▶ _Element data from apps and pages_
+++++
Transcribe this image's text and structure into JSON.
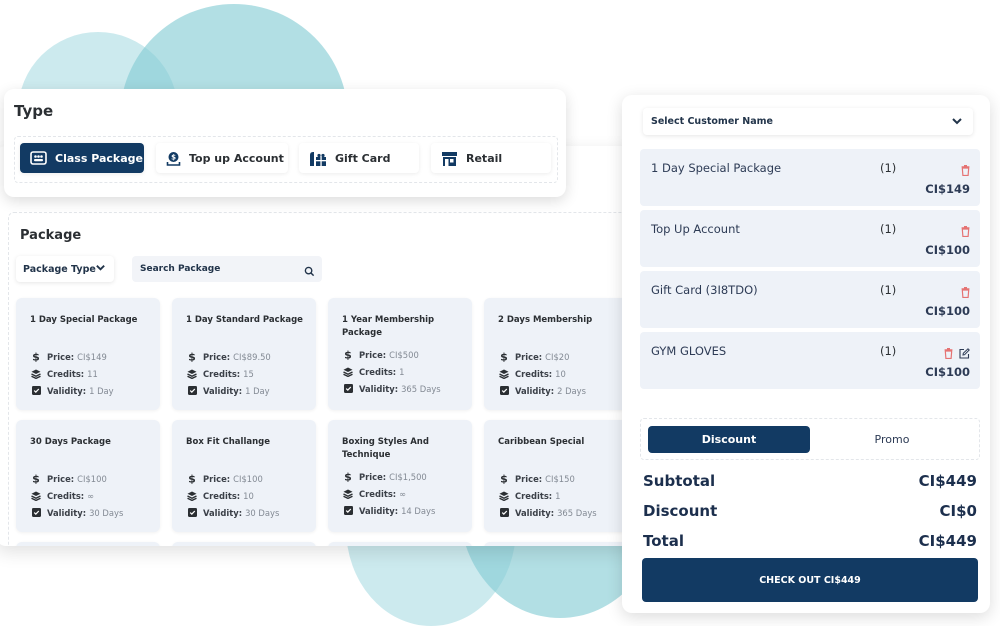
{
  "type_section": {
    "title": "Type",
    "buttons": [
      {
        "label": "Class Package",
        "icon": "class-package-icon",
        "active": true
      },
      {
        "label": "Top up Account",
        "icon": "top-up-icon",
        "active": false
      },
      {
        "label": "Gift Card",
        "icon": "gift-card-icon",
        "active": false
      },
      {
        "label": "Retail",
        "icon": "store-icon",
        "active": false
      }
    ]
  },
  "package_section": {
    "title": "Package",
    "type_filter": "Package Type",
    "search_placeholder": "Search Package",
    "labels": {
      "price": "Price:",
      "credits": "Credits:",
      "validity": "Validity:"
    },
    "cards": [
      {
        "name": "1 Day Special Package",
        "price": "CI$149",
        "credits": "11",
        "validity": "1 Day"
      },
      {
        "name": "1 Day Standard Package",
        "price": "CI$89.50",
        "credits": "15",
        "validity": "1 Day"
      },
      {
        "name": "1 Year Membership Package",
        "price": "CI$500",
        "credits": "1",
        "validity": "365 Days"
      },
      {
        "name": "2 Days Membership",
        "price": "CI$20",
        "credits": "10",
        "validity": "2 Days"
      },
      {
        "name": "30 Days Package",
        "price": "CI$100",
        "credits": "∞",
        "validity": "30 Days"
      },
      {
        "name": "Box Fit Challange",
        "price": "CI$100",
        "credits": "10",
        "validity": "30 Days"
      },
      {
        "name": "Boxing Styles And Technique",
        "price": "CI$1,500",
        "credits": "∞",
        "validity": "14 Days"
      },
      {
        "name": "Caribbean Special",
        "price": "CI$150",
        "credits": "1",
        "validity": "365 Days"
      }
    ]
  },
  "cart": {
    "customer_select": "Select Customer Name",
    "items": [
      {
        "name": "1 Day Special Package",
        "qty": "(1)",
        "price": "CI$149",
        "editable": false
      },
      {
        "name": "Top Up Account",
        "qty": "(1)",
        "price": "CI$100",
        "editable": false
      },
      {
        "name": "Gift Card (3I8TDO)",
        "qty": "(1)",
        "price": "CI$100",
        "editable": false
      },
      {
        "name": "GYM GLOVES",
        "qty": "(1)",
        "price": "CI$100",
        "editable": true
      }
    ],
    "tabs": {
      "discount": "Discount",
      "promo": "Promo"
    },
    "summary": {
      "subtotal_label": "Subtotal",
      "subtotal": "CI$449",
      "discount_label": "Discount",
      "discount": "CI$0",
      "total_label": "Total",
      "total": "CI$449"
    },
    "checkout_label": "CHECK OUT CI$449"
  },
  "colors": {
    "primary": "#123a63",
    "delete": "#e57373",
    "card_bg": "#eef2f8",
    "accent_circle": "#82ccd4"
  }
}
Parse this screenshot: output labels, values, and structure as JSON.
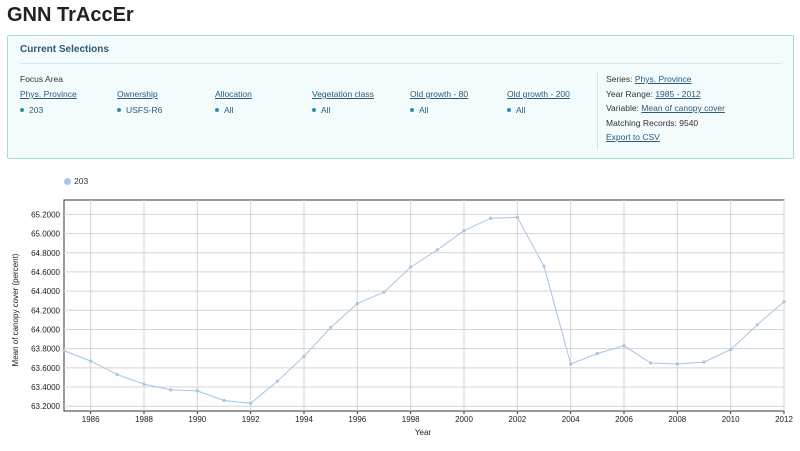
{
  "app": {
    "title": "GNN TrAccEr"
  },
  "selections": {
    "heading": "Current Selections",
    "focus_label": "Focus Area",
    "columns": [
      {
        "label": "Phys. Province",
        "value": "203"
      },
      {
        "label": "Ownership",
        "value": "USFS-R6"
      },
      {
        "label": "Allocation",
        "value": "All"
      },
      {
        "label": "Vegetation class",
        "value": "All"
      },
      {
        "label": "Old growth - 80",
        "value": "All"
      },
      {
        "label": "Old growth - 200",
        "value": "All"
      }
    ],
    "series_label": "Series:",
    "series_value": "Phys. Province",
    "year_range_label": "Year Range:",
    "year_range_value": "1985 - 2012",
    "variable_label": "Variable:",
    "variable_value": "Mean of canopy cover",
    "matching_label": "Matching Records:",
    "matching_value": "9540",
    "export_label": "Export to CSV"
  },
  "colors": {
    "series": "#a8c4e8",
    "link": "#2b5a7a",
    "panel_border": "#a9d9e0"
  },
  "chart_data": {
    "type": "line",
    "title": "",
    "xlabel": "Year",
    "ylabel": "Mean of canopy cover (percent)",
    "legend_position": "top-left",
    "grid": true,
    "xlim": [
      1985,
      2012
    ],
    "ylim": [
      63.15,
      65.35
    ],
    "x_ticks": [
      1986,
      1988,
      1990,
      1992,
      1994,
      1996,
      1998,
      2000,
      2002,
      2004,
      2006,
      2008,
      2010,
      2012
    ],
    "y_ticks": [
      "63.2000",
      "63.4000",
      "63.6000",
      "63.8000",
      "64.0000",
      "64.2000",
      "64.4000",
      "64.6000",
      "64.8000",
      "65.0000",
      "65.2000"
    ],
    "series": [
      {
        "name": "203",
        "x": [
          1985,
          1986,
          1987,
          1988,
          1989,
          1990,
          1991,
          1992,
          1993,
          1994,
          1995,
          1996,
          1997,
          1998,
          1999,
          2000,
          2001,
          2002,
          2003,
          2004,
          2005,
          2006,
          2007,
          2008,
          2009,
          2010,
          2011,
          2012
        ],
        "values": [
          63.78,
          63.67,
          63.53,
          63.43,
          63.37,
          63.36,
          63.26,
          63.23,
          63.46,
          63.72,
          64.02,
          64.27,
          64.39,
          64.65,
          64.83,
          65.03,
          65.16,
          65.17,
          64.66,
          63.64,
          63.75,
          63.83,
          63.65,
          63.64,
          63.66,
          63.79,
          64.05,
          64.29
        ]
      }
    ]
  }
}
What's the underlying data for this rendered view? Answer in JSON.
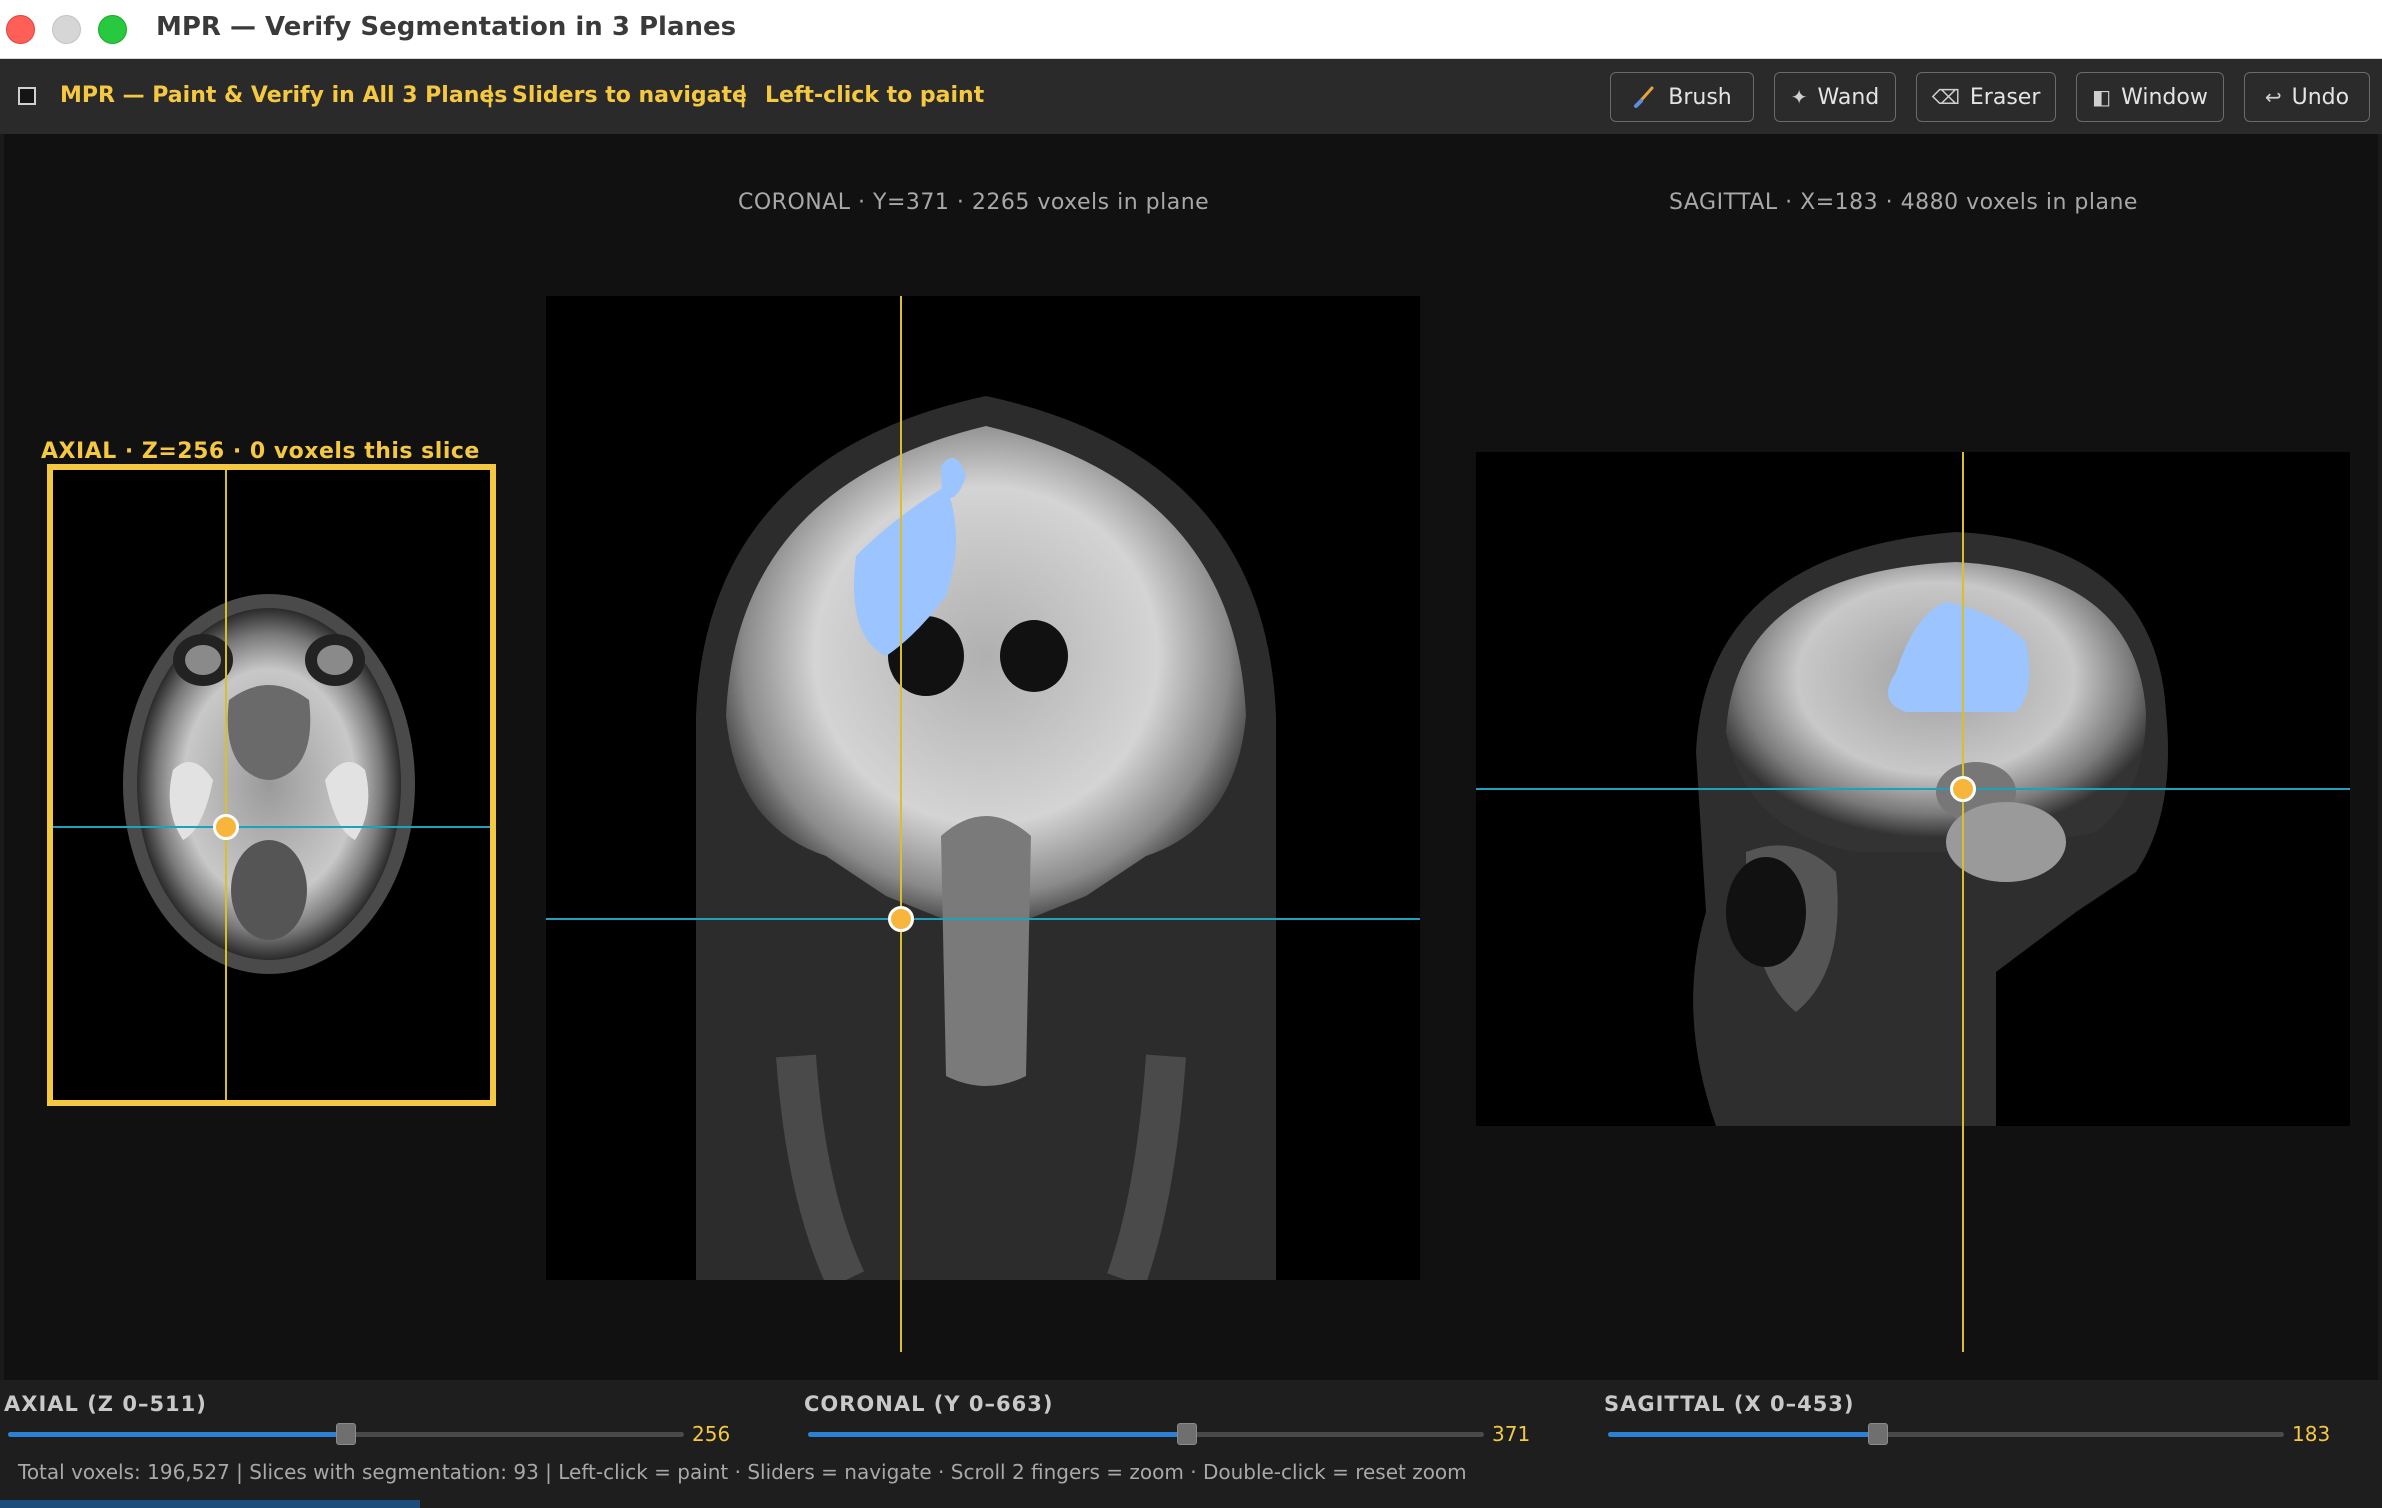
{
  "window": {
    "title": "MPR — Verify Segmentation in 3 Planes"
  },
  "toolbar": {
    "title": "MPR — Paint & Verify in All 3 Planes",
    "sep1": "|",
    "hint_navigate": "Sliders to navigate",
    "sep2": "|",
    "hint_paint": "Left-click to paint",
    "tools": [
      {
        "label": "Brush",
        "icon": "brush-icon"
      },
      {
        "label": "Wand",
        "icon": "wand-icon"
      },
      {
        "label": "Eraser",
        "icon": "eraser-icon"
      },
      {
        "label": "Window",
        "icon": "window-icon"
      },
      {
        "label": "Undo",
        "icon": "undo-icon"
      }
    ]
  },
  "views": {
    "axial": {
      "label": "AXIAL  ·  Z=256  ·  0 voxels this slice",
      "active": true
    },
    "coronal": {
      "label": "CORONAL  ·  Y=371  ·  2265 voxels in plane"
    },
    "sagittal": {
      "label": "SAGITTAL  ·  X=183  ·  4880 voxels in plane"
    }
  },
  "sliders": [
    {
      "label": "AXIAL  (Z  0–511)",
      "value": "256",
      "fraction": 0.5
    },
    {
      "label": "CORONAL  (Y  0–663)",
      "value": "371",
      "fraction": 0.56
    },
    {
      "label": "SAGITTAL  (X  0–453)",
      "value": "183",
      "fraction": 0.4
    }
  ],
  "status": "Total voxels: 196,527   |   Slices with segmentation: 93   |   Left-click = paint   ·   Sliders = navigate   ·   Scroll 2 fingers = zoom   ·   Double-click = reset zoom",
  "colors": {
    "accent": "#f5c842",
    "crosshair_vertical": "#d9c02a",
    "crosshair_horizontal": "#1fa0bd",
    "segmentation": "#9cc4ff",
    "slider_fill": "#2e7fd6"
  }
}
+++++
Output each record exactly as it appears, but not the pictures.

Transcribe this image's text and structure into JSON.
{
  "type_section": {
    "title": "Type",
    "buttons": [
      {
        "label": "Class Package",
        "icon": "class-package-icon",
        "active": true
      },
      {
        "label": "Top up Account",
        "icon": "top-up-icon",
        "active": false
      },
      {
        "label": "Gift Card",
        "icon": "gift-card-icon",
        "active": false
      },
      {
        "label": "Retail",
        "icon": "store-icon",
        "active": false
      }
    ]
  },
  "package_section": {
    "title": "Package",
    "type_filter": "Package Type",
    "search_placeholder": "Search Package",
    "labels": {
      "price": "Price:",
      "credits": "Credits:",
      "validity": "Validity:"
    },
    "cards": [
      {
        "name": "1 Day Special Package",
        "price": "CI$149",
        "credits": "11",
        "validity": "1 Day"
      },
      {
        "name": "1 Day Standard Package",
        "price": "CI$89.50",
        "credits": "15",
        "validity": "1 Day"
      },
      {
        "name": "1 Year Membership Package",
        "price": "CI$500",
        "credits": "1",
        "validity": "365 Days"
      },
      {
        "name": "2 Days Membership",
        "price": "CI$20",
        "credits": "10",
        "validity": "2 Days"
      },
      {
        "name": "30 Days Package",
        "price": "CI$100",
        "credits": "∞",
        "validity": "30 Days"
      },
      {
        "name": "Box Fit Challange",
        "price": "CI$100",
        "credits": "10",
        "validity": "30 Days"
      },
      {
        "name": "Boxing Styles And Technique",
        "price": "CI$1,500",
        "credits": "∞",
        "validity": "14 Days"
      },
      {
        "name": "Caribbean Special",
        "price": "CI$150",
        "credits": "1",
        "validity": "365 Days"
      }
    ]
  },
  "cart": {
    "customer_select": "Select Customer Name",
    "items": [
      {
        "name": "1 Day Special Package",
        "qty": "(1)",
        "price": "CI$149",
        "editable": false
      },
      {
        "name": "Top Up Account",
        "qty": "(1)",
        "price": "CI$100",
        "editable": false
      },
      {
        "name": "Gift Card (3I8TDO)",
        "qty": "(1)",
        "price": "CI$100",
        "editable": false
      },
      {
        "name": "GYM GLOVES",
        "qty": "(1)",
        "price": "CI$100",
        "editable": true
      }
    ],
    "tabs": {
      "discount": "Discount",
      "promo": "Promo"
    },
    "summary": {
      "subtotal_label": "Subtotal",
      "subtotal": "CI$449",
      "discount_label": "Discount",
      "discount": "CI$0",
      "total_label": "Total",
      "total": "CI$449"
    },
    "checkout_label": "CHECK OUT CI$449"
  },
  "colors": {
    "primary": "#123a63",
    "delete": "#e57373",
    "card_bg": "#eef2f8",
    "accent_circle": "#82ccd4"
  }
}
Parse this screenshot: output labels, values, and structure as JSON.
{
  "app": {
    "title": "GNN TrAccEr"
  },
  "selections": {
    "heading": "Current Selections",
    "focus_label": "Focus Area",
    "columns": [
      {
        "label": "Phys. Province",
        "value": "203"
      },
      {
        "label": "Ownership",
        "value": "USFS-R6"
      },
      {
        "label": "Allocation",
        "value": "All"
      },
      {
        "label": "Vegetation class",
        "value": "All"
      },
      {
        "label": "Old growth - 80",
        "value": "All"
      },
      {
        "label": "Old growth - 200",
        "value": "All"
      }
    ],
    "series_label": "Series:",
    "series_value": "Phys. Province",
    "year_range_label": "Year Range:",
    "year_range_value": "1985 - 2012",
    "variable_label": "Variable:",
    "variable_value": "Mean of canopy cover",
    "matching_label": "Matching Records:",
    "matching_value": "9540",
    "export_label": "Export to CSV"
  },
  "colors": {
    "series": "#a8c4e8",
    "link": "#2b5a7a",
    "panel_border": "#a9d9e0"
  },
  "chart_data": {
    "type": "line",
    "title": "",
    "xlabel": "Year",
    "ylabel": "Mean of canopy cover (percent)",
    "legend_position": "top-left",
    "grid": true,
    "xlim": [
      1985,
      2012
    ],
    "ylim": [
      63.15,
      65.35
    ],
    "x_ticks": [
      1986,
      1988,
      1990,
      1992,
      1994,
      1996,
      1998,
      2000,
      2002,
      2004,
      2006,
      2008,
      2010,
      2012
    ],
    "y_ticks": [
      "63.2000",
      "63.4000",
      "63.6000",
      "63.8000",
      "64.0000",
      "64.2000",
      "64.4000",
      "64.6000",
      "64.8000",
      "65.0000",
      "65.2000"
    ],
    "series": [
      {
        "name": "203",
        "x": [
          1985,
          1986,
          1987,
          1988,
          1989,
          1990,
          1991,
          1992,
          1993,
          1994,
          1995,
          1996,
          1997,
          1998,
          1999,
          2000,
          2001,
          2002,
          2003,
          2004,
          2005,
          2006,
          2007,
          2008,
          2009,
          2010,
          2011,
          2012
        ],
        "values": [
          63.78,
          63.67,
          63.53,
          63.43,
          63.37,
          63.36,
          63.26,
          63.23,
          63.46,
          63.72,
          64.02,
          64.27,
          64.39,
          64.65,
          64.83,
          65.03,
          65.16,
          65.17,
          64.66,
          63.64,
          63.75,
          63.83,
          63.65,
          63.64,
          63.66,
          63.79,
          64.05,
          64.29
        ]
      }
    ]
  }
}
What's the underlying data for this rendered view? Answer in JSON.
{
  "window": {
    "title": "MPR — Verify Segmentation in 3 Planes"
  },
  "toolbar": {
    "title": "MPR — Paint & Verify in All 3 Planes",
    "sep1": "|",
    "hint_navigate": "Sliders to navigate",
    "sep2": "|",
    "hint_paint": "Left-click to paint",
    "tools": [
      {
        "label": "Brush",
        "icon": "brush-icon"
      },
      {
        "label": "Wand",
        "icon": "wand-icon"
      },
      {
        "label": "Eraser",
        "icon": "eraser-icon"
      },
      {
        "label": "Window",
        "icon": "window-icon"
      },
      {
        "label": "Undo",
        "icon": "undo-icon"
      }
    ]
  },
  "views": {
    "axial": {
      "label": "AXIAL  ·  Z=256  ·  0 voxels this slice",
      "active": true
    },
    "coronal": {
      "label": "CORONAL  ·  Y=371  ·  2265 voxels in plane"
    },
    "sagittal": {
      "label": "SAGITTAL  ·  X=183  ·  4880 voxels in plane"
    }
  },
  "sliders": [
    {
      "label": "AXIAL  (Z  0–511)",
      "value": "256",
      "fraction": 0.5
    },
    {
      "label": "CORONAL  (Y  0–663)",
      "value": "371",
      "fraction": 0.56
    },
    {
      "label": "SAGITTAL  (X  0–453)",
      "value": "183",
      "fraction": 0.4
    }
  ],
  "status": "Total voxels: 196,527   |   Slices with segmentation: 93   |   Left-click = paint   ·   Sliders = navigate   ·   Scroll 2 fingers = zoom   ·   Double-click = reset zoom",
  "colors": {
    "accent": "#f5c842",
    "crosshair_vertical": "#d9c02a",
    "crosshair_horizontal": "#1fa0bd",
    "segmentation": "#9cc4ff",
    "slider_fill": "#2e7fd6"
  }
}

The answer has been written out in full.